As Iowa bureaucrats work feverishly to place of the long arm of government into private businesses with a statewide smoking ban set to take effect on July 1, it is time to examine ways to deal with what will be a radical cultural change in many shot-and-a-beer small town taverns that dot the Iowa landscape.
We don't have complete details yet on how many elements of the ban will work. But with what we know, here are some suggestions for smokers (and those looking to continue to do business with them) on how to handle the ban.
1. Head west (for another year).
The Nebraska Legislature has passed a statewide ban similar to the one in Iowa. But Nebraska gave its businesses some time. You can smoke legally in bars in Omaha and other places west of the Missouri River in Cornhusker country until June 2009 -- almost a year after the Iowa ban goes into effect.
2. Take your anger out on Gov. Chet Culver, Big Brother Democrats and Turncoat Republicans.

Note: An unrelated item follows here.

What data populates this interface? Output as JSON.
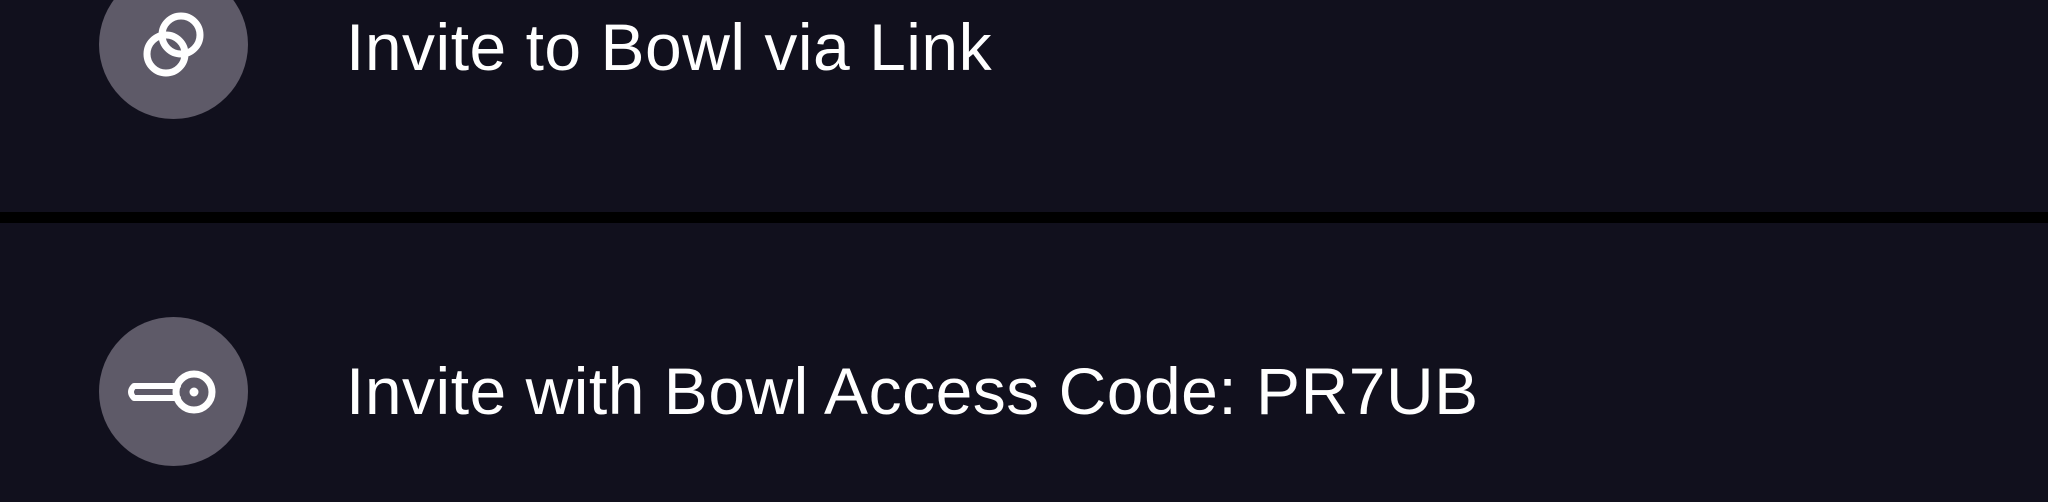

To be a one-issue voter for the rest of your life is crazy. But the smoking ban is an example of effete urban Iowans monkeying around with the small businesses of rural Iowans. If it's smoking today, what's next for government intrusion into small businesses? Will we go the way of New York City and ban certain fatty foods to the point where chicken-fried steaks must be served without gravy?

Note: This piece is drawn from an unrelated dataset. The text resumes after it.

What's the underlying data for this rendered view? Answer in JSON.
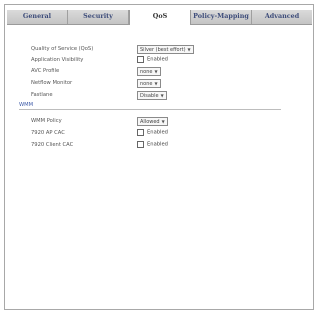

With statehouse races in the fall, smokers and those who don't like the creep of big government into Iowa life should send a message by voting against smoke ban supporters. Better yet, contribute to their opponents. The ban was generally a Democratic brainchild and product but some Republicans jumped off the Bridge Over The River Common Sense on this one, too.
3. Pick up a second (or third) vice
Casino floors are remarkably -- but predictably -- exempted from the ban. Add gambling to your smoking addiction.
4. Take advantage of "smirting"
Combine the words flirting and smoking and, presto, you get "smirting." When you see an attractive guy or gal forced to leave the bar for a smoke, step outside yourself. You may get 5 to 10 minutes to make your case for a date (or something else) as said object of desire huffs down a nicotine fix. This is already very popular in Chicago where a ban went into effect Jan. 1.
5. Let the state pay for your smoking cessation therapy
The Iowa Department of Public Health's tobacco control division uses revenue from taxes on smokes to fund counseling for smokers. You can get several free sessions, and Bonnie Mapes, director of Tobacco Use, Prevention and Control, says the counselors will discuss root causes of smoking -- including family matters and childhood problems that may have led to the addiction.
"They will talk to you about all the issues with smoking," Mapes says.
6. Start a private club or a patio bar
The language on both of these possibilities isn't exactly clear but there would appear to be some angles for starting a club (as long as its sole purpose isn't to skirt the ban) or developing an outdoor area at a bar that could hold loyal smoking clients.
7. Drink at home
No worries about OWIs. Cheaper. Cleaner bathrooms than at bars. Watch what you want on television.
8. Welcome To Missouri
There is no ban in th Show Me State and St. Louis is loads of fun in the summer.
9. Hang out in Latino businesses
In the Latino culture tattle tales are not tolerated. And having folks rat out other folks is the way the state expects to see this ban "self-enforced."
10. Just violate it and see what happens
Questions remain about how this ban will be enforced. There are graduated fines associated with the ban for businesses and customer-violators. Take your chances until you get hit with a fine ...